Once Wood arrived, Neumann -- who maintained his punishing schedule of pastoral visitations -- began agitating Rome to be relieved of the bishopric of Philadelphia altogether, seeking to escape its glamour in light of where he felt he could best be of service. Recognizing the needs of the upstate coal regions, whose inhabitants caused him to learn Gaelic so he could hear their confessions (one woman is said to have exclaimed, "Thank God we've got an Irish bishop!), he petitioned that a diocese be formed to cover the new settlements far from the city, and posited that he would wish to have it, gladly leaving Philadelphia to the more cosmopolitan Bishop Wood. "I am prepared without any hesitation to leave the episcopacy. I have taken this burden out of obedience, and I have labored with all my powers to fulfill the duties of my office, and with God's help, as I hope, not without fruit," Neumann wrote in an 1858 letter to the prefect of the Propaganda Fide in Rome. (As the United States was still considered mission territory at the time, Propaganda was charged with the supervision of the American church.)
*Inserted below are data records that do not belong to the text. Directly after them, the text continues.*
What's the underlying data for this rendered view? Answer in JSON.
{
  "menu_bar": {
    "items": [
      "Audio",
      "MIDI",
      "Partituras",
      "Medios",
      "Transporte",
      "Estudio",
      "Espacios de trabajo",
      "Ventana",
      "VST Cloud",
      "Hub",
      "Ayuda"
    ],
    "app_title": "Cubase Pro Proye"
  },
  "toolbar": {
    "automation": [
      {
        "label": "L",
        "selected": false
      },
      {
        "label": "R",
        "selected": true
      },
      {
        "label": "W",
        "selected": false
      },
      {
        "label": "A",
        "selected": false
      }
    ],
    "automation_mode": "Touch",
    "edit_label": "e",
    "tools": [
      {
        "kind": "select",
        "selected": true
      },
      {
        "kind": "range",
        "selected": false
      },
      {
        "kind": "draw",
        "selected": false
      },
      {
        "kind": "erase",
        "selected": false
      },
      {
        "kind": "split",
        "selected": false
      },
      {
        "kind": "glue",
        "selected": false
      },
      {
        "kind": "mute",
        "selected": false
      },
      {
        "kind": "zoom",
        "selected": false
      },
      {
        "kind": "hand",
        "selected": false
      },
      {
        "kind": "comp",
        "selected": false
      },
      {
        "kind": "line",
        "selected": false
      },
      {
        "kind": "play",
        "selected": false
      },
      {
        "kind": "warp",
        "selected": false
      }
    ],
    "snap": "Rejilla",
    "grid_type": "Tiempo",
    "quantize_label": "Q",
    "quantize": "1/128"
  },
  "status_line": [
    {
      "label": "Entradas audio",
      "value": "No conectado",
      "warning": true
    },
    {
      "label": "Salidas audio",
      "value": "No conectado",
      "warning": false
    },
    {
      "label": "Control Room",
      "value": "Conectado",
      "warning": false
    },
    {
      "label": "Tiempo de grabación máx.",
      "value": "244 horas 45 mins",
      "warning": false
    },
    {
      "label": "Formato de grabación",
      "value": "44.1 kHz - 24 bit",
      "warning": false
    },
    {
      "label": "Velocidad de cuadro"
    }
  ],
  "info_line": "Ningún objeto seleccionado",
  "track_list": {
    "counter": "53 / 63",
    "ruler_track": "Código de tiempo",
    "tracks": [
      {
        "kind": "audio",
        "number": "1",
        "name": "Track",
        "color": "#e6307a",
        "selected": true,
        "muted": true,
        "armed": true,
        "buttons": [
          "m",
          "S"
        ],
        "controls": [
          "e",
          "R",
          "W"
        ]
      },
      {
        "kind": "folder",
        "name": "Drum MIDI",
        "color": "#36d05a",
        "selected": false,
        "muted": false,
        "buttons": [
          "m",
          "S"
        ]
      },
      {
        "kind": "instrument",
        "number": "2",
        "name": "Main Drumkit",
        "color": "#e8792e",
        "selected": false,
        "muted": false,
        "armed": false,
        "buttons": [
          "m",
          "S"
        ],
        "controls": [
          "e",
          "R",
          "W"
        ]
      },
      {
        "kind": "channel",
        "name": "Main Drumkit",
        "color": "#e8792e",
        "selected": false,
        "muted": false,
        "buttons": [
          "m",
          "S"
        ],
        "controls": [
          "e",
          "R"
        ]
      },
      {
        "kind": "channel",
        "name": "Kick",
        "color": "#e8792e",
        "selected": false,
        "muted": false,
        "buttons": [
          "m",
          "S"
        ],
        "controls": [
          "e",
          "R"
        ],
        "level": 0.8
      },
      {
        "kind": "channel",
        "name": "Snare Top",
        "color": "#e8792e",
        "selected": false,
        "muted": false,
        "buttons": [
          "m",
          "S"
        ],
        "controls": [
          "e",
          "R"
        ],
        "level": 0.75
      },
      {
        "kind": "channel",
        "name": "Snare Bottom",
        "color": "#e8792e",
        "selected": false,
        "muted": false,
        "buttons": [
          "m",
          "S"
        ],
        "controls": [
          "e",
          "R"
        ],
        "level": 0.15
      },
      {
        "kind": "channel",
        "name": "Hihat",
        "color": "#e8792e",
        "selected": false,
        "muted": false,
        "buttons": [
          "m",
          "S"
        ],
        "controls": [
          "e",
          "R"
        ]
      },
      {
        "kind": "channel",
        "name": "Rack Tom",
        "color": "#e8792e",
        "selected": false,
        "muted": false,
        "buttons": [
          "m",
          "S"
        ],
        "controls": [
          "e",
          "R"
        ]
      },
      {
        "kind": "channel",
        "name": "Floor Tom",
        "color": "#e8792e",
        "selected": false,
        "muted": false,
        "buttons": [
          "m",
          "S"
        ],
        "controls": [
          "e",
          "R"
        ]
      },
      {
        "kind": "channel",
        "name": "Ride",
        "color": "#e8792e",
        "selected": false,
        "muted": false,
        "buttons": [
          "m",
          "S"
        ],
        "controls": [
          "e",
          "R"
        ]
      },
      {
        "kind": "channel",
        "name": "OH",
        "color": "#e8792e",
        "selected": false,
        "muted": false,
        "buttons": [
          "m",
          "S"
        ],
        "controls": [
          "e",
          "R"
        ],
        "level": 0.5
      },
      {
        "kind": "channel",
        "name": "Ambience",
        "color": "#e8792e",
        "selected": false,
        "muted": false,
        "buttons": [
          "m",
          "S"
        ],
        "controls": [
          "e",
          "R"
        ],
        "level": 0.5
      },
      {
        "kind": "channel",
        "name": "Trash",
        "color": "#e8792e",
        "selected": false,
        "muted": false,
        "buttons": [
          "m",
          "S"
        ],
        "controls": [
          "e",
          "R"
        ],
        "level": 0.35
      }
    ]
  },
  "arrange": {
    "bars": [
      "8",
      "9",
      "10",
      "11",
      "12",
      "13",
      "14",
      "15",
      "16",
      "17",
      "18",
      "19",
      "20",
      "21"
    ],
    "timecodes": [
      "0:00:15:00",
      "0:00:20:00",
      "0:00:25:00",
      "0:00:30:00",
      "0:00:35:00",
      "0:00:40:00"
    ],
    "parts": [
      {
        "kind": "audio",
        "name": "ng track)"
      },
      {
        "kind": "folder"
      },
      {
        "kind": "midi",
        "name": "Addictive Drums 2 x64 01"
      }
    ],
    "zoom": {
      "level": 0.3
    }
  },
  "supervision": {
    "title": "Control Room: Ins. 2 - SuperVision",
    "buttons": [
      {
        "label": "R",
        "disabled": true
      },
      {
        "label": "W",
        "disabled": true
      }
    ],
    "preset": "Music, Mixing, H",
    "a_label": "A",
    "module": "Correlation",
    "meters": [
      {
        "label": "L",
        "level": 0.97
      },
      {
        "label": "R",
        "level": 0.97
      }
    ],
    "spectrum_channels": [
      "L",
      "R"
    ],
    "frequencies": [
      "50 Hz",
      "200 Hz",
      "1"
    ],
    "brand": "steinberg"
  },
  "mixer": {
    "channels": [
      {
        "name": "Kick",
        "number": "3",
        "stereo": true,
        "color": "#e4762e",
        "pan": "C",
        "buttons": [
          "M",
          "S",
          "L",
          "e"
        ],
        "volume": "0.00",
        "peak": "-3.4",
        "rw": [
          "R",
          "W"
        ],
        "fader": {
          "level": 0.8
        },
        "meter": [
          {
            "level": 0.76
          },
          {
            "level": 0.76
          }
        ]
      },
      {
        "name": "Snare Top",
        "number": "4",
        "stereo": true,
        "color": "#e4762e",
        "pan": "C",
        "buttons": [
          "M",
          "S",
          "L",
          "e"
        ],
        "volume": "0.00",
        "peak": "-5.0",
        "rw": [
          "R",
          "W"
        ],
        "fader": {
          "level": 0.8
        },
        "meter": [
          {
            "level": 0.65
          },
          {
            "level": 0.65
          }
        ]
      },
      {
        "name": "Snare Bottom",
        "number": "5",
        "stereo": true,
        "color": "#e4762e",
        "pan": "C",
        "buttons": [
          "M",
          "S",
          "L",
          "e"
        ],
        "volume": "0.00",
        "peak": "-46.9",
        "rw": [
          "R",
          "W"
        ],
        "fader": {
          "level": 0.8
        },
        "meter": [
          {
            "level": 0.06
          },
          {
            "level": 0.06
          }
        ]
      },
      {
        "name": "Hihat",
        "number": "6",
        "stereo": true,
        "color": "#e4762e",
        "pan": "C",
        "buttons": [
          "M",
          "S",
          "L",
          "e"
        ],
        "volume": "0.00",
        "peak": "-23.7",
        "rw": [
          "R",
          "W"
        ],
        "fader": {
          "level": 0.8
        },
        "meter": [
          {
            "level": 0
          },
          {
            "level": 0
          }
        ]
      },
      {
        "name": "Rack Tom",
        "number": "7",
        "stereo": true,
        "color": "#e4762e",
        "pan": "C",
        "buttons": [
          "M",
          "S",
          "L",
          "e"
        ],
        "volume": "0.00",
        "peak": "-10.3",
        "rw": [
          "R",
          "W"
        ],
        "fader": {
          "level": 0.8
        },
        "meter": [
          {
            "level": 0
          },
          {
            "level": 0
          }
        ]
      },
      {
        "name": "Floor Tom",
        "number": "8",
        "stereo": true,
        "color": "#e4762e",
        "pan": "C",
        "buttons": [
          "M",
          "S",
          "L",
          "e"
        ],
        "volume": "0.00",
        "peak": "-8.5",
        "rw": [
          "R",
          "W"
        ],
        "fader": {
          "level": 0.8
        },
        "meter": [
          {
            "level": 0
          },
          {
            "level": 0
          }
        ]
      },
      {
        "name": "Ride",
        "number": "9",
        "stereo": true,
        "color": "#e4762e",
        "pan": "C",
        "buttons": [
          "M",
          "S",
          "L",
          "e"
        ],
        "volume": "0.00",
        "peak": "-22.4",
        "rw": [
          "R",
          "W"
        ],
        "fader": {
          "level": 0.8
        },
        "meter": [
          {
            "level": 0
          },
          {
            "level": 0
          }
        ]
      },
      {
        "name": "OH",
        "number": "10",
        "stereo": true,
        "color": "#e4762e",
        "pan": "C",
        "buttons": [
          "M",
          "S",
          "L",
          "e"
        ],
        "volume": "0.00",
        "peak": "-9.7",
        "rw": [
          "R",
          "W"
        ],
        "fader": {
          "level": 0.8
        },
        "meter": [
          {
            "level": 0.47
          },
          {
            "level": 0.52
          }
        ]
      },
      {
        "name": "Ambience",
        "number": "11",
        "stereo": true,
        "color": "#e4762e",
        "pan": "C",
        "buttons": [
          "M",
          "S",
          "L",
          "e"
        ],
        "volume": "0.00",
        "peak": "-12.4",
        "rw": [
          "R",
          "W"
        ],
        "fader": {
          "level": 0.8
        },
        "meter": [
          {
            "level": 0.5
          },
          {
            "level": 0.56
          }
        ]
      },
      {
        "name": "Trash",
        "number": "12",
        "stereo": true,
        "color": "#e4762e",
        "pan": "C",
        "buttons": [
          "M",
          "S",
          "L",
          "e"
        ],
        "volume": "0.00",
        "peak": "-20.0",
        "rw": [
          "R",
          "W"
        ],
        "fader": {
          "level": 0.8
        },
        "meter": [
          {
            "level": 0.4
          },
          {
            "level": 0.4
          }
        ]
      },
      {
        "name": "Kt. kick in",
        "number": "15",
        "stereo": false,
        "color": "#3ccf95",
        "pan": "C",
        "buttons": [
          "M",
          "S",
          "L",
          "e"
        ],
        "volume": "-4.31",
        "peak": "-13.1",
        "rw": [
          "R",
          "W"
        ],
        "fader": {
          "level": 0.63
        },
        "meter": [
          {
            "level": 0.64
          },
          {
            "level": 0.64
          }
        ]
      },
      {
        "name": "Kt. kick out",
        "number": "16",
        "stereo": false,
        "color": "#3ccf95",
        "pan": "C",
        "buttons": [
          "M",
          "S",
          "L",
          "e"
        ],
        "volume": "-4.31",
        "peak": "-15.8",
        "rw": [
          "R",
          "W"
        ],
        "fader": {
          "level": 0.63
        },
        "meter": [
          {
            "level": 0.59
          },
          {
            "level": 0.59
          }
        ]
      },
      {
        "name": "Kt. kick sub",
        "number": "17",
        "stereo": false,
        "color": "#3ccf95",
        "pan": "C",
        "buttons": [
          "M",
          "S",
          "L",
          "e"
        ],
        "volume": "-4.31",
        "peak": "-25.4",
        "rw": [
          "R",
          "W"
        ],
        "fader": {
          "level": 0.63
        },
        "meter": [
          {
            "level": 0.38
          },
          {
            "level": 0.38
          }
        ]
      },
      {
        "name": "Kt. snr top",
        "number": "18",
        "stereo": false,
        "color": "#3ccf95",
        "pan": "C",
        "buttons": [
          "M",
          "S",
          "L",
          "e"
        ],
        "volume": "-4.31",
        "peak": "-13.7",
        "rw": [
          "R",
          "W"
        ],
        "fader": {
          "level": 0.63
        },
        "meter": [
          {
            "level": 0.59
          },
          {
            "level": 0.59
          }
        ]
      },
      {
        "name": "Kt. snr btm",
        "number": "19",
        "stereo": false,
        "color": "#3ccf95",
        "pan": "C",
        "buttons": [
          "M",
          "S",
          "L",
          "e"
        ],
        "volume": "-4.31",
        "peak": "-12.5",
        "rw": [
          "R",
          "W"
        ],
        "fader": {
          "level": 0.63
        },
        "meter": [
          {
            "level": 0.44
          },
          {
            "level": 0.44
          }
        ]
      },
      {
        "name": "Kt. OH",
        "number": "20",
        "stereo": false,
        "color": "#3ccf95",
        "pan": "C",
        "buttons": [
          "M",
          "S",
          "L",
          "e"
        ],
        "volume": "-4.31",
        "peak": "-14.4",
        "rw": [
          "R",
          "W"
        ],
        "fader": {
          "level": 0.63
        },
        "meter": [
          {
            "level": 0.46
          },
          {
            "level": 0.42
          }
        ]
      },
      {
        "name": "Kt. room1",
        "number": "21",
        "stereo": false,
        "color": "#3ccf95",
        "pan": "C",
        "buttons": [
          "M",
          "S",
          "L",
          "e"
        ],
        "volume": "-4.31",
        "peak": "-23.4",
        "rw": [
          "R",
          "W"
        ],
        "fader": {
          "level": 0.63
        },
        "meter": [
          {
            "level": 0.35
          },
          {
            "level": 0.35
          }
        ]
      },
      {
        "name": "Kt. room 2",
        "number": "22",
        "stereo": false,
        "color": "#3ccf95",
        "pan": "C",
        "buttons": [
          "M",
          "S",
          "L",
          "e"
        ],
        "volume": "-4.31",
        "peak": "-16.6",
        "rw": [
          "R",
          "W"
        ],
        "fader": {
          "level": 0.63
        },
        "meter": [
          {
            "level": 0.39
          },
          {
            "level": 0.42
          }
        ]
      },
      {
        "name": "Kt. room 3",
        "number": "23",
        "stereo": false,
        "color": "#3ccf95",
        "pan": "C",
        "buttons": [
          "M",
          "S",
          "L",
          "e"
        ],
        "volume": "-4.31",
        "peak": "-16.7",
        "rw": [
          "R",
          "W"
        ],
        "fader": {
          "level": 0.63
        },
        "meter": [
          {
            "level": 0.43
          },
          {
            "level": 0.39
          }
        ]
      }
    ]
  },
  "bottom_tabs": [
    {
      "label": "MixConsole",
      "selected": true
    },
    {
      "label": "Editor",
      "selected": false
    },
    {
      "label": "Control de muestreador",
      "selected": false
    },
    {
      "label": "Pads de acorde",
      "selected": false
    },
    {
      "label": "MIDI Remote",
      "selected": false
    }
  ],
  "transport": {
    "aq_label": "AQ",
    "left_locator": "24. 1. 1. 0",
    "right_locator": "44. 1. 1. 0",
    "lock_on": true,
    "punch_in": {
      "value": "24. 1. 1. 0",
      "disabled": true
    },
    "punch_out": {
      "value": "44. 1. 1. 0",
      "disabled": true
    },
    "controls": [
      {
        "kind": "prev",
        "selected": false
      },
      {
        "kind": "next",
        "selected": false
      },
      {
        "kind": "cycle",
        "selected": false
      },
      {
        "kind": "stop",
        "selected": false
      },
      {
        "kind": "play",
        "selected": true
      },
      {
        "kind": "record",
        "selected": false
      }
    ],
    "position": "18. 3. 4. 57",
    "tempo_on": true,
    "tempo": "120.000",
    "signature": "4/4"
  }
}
Citing Wood's preparedness to assume the reins of the Philadelphia diocese, Neumann continued that he was fully prepared "to resign from the episcopate [altogether] and to go where I may more securely prepare myself for death and for the account which must be rendered to the Divine Justice."
He never had the chance. Walking down Vine Street in Philadelphia to hand-deliver a package to a poor family, John Neumann collapsed on the sidewalk and died on 5 January 1860. He was 48.
Philadelphia's fourth bishop was beatified by Paul VI in 1963 and canonized by Paul in 1977. In accordance with Neumann's wishes, his remains were buried not with the bishops of Philadelphia, but at the Redemptorist's home-base at St. Peter's church here in the city, where they remain on public view for the pilgrims who continue to flock, seeking the help of the simple man who, though slight on the scale of history and in the eyes of men, was nothing short of exemplary in the eyes of God.